The art gallery in Wolverhampton, which is one of ACE's priority places

Ian Halsey

Just three out of 54 "priority places" for cultural investment rank in the lowest decile for arts funding.

Arts Council England (ACE) announced the regions and boroughs that will get preferential treatment as part of a three-year delivery plan for its strategy, Let's Create.

Places were weighted based on their past funding, indexes of deprivation and levels of cultural engagement to determine need and opportunity scores before "balancing" criteria such as location, ethnic breakdown and propotion of children and young people were applied.


Just a few that received the lowest annual funding from ACE since 2017 were selected for prioritisation. Whilst Rushmoor - the second-lowest funded region at £1.17 per-person - made the cut, other places in the lowest funding decile like Tamworth, Castle Point and Braintree did not.

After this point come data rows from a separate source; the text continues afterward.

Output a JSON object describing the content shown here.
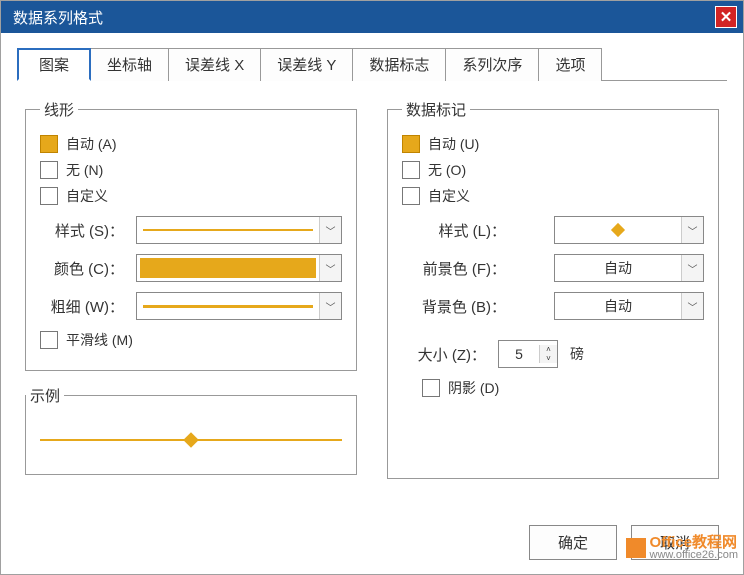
{
  "title": "数据系列格式",
  "tabs": [
    "图案",
    "坐标轴",
    "误差线 X",
    "误差线 Y",
    "数据标志",
    "系列次序",
    "选项"
  ],
  "lineGroup": {
    "legend": "线形",
    "auto": "自动 (A)",
    "none": "无 (N)",
    "custom": "自定义",
    "style": "样式 (S)：",
    "color": "颜色 (C)：",
    "weight": "粗细 (W)：",
    "smooth": "平滑线 (M)"
  },
  "markerGroup": {
    "legend": "数据标记",
    "auto": "自动 (U)",
    "none": "无 (O)",
    "custom": "自定义",
    "style": "样式 (L)：",
    "fg": "前景色 (F)：",
    "bg": "背景色 (B)：",
    "fgVal": "自动",
    "bgVal": "自动",
    "size": "大小 (Z)：",
    "sizeVal": "5",
    "sizeUnit": "磅",
    "shadow": "阴影 (D)"
  },
  "example": {
    "legend": "示例"
  },
  "buttons": {
    "ok": "确定",
    "cancel": "取消"
  },
  "watermark": {
    "brand": "Office教程网",
    "url": "www.office26.com"
  }
}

A 'low opportunity' rating made places ineligible for the priority list. Places like Hyndburn, North Norfolk, and UK City of Culture 2025 contender Torbay exhibited 'high need' but 'low opportunity' for further development, arguably as a result of historic underinvestment.

Out of the 319 places considered, 71 were rated both 'high need' and 'high opportunity'.

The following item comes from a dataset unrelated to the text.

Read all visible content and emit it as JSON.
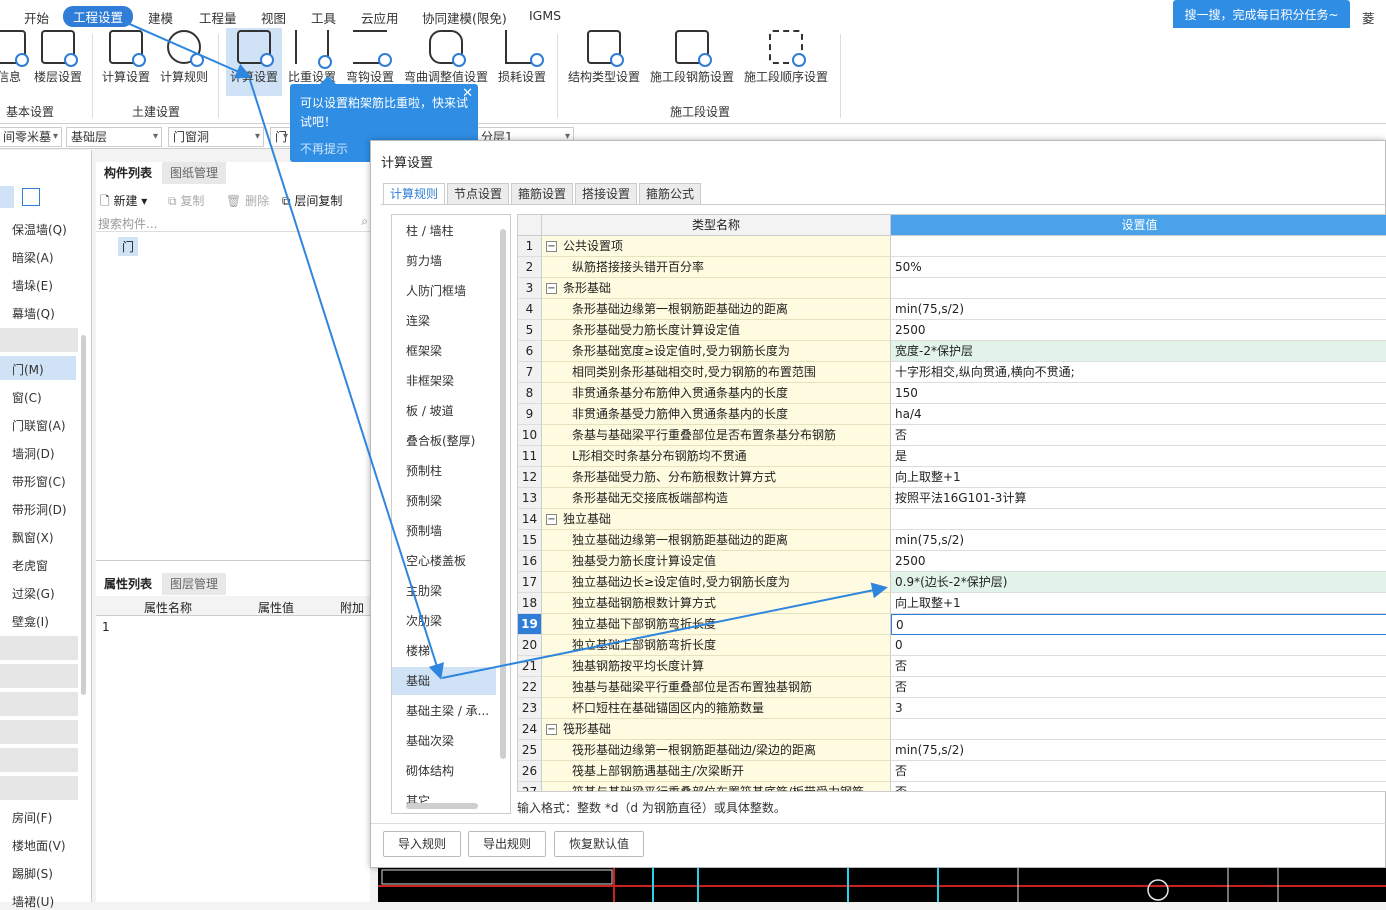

North Warwickshire, for example, was rated as having high need and high opportunity, having received an average of £1.82 per-person, per year. 

It was bypassed as a priority place while nearby Dudley and Wolverhampton were selected despite having higher rates of historic funding and cultural engagement.

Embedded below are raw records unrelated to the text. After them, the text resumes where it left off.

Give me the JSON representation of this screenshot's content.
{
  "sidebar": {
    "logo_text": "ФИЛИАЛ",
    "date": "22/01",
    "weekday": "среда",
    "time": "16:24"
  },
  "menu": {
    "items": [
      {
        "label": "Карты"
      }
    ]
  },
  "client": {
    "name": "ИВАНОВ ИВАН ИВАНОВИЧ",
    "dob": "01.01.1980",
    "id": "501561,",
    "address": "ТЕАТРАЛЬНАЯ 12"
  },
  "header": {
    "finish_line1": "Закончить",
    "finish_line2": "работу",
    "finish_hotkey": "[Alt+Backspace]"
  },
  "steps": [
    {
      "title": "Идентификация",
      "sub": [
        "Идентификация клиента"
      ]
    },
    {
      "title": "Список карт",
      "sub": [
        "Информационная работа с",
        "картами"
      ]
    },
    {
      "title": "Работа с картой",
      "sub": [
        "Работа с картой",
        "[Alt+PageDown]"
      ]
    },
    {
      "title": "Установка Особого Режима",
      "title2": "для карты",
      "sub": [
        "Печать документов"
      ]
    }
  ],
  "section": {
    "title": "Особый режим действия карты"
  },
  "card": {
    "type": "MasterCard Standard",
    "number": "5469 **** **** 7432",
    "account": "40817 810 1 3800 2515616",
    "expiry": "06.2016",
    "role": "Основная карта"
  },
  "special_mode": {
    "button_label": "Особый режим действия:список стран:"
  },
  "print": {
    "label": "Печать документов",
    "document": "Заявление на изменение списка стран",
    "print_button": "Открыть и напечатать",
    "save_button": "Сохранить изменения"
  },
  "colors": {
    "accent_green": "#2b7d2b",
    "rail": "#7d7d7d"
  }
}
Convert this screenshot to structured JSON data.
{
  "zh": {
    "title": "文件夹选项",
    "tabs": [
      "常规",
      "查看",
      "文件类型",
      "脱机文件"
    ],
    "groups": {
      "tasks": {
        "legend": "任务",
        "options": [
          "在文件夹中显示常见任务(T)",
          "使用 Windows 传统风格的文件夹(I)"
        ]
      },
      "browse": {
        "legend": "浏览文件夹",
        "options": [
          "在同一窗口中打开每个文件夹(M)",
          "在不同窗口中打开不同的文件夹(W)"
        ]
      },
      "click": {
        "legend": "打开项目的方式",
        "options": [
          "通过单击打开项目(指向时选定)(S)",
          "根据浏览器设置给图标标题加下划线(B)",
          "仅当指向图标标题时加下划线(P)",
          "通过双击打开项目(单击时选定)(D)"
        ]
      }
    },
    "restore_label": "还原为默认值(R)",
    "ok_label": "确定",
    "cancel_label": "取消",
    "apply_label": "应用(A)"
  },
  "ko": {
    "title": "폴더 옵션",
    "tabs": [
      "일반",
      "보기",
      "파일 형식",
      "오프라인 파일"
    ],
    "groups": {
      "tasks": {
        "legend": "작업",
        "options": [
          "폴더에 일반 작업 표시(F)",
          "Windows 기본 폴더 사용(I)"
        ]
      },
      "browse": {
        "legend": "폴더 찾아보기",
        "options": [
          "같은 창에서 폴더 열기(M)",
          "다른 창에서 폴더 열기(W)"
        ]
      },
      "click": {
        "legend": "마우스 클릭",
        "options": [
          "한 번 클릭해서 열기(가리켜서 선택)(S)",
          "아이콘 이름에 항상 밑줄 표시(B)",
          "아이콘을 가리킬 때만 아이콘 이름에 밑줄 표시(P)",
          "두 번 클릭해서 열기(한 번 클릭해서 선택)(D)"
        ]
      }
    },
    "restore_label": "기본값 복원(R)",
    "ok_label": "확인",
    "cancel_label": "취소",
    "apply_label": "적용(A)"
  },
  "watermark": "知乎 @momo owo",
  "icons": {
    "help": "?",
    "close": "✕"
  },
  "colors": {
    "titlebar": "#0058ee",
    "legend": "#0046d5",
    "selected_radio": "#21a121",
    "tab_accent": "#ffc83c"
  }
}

ACE Chief Executive Darren Henley said the delivery plan will build on a "spirit of imagination and innovation" brought about by the pandemic.

"We’re looking forward to nurturing dynamic new partnerships with local people and organisations in each of these locations."

Funding priorities

There is no additional funding to improve the priority places; instead ACE plans to target investment through existing programmes like Creative People and Places and a new £7m Place Partnership fund.

The priority places represent 19% of England's population but recieved just 7.8% of all ACE investment between April 2017 and March 2020.

The funder says it will increase staffing and look to fund new organisations in these areas as it refreshes its national portfolio later this year. 

However, priority places are "just one of the ways in which the Arts Council [is] committed to levelling up".

"This announcement does not affect any existing funding agreements," a spokesperson said.

ACE claims not to have 'low priority' places, although its delivery plan notes that areas with a relatively high cultural offer will need to show "tangible evidence of improved collaborative working" to continue receiving funding.

Deprivation and engagement

Funding aside, the priority places do exhibit high levels of deprivation and low rates of cultural engagement.

Half of the places rank among the 50 least culturally active areas in England. Six of them - Blackburn with Darwen, Sandwell, Barking and Dagenham, Slough, Walsall and Bolsover - have the lowest rates of cultural engagement, according to the Active Lives survey.

Engagement is low across the country: whilst 43% of residents in the priority places were considered culturally active, the average for England was only 56%.

Priority places are more deprived than most. On averge, 28% of their populations are considered highly deprived - nationally, the average is 16%.

Ethnic diversity is represented across the priority places list, with an average non-white population of 14% compared to the national average of 12%.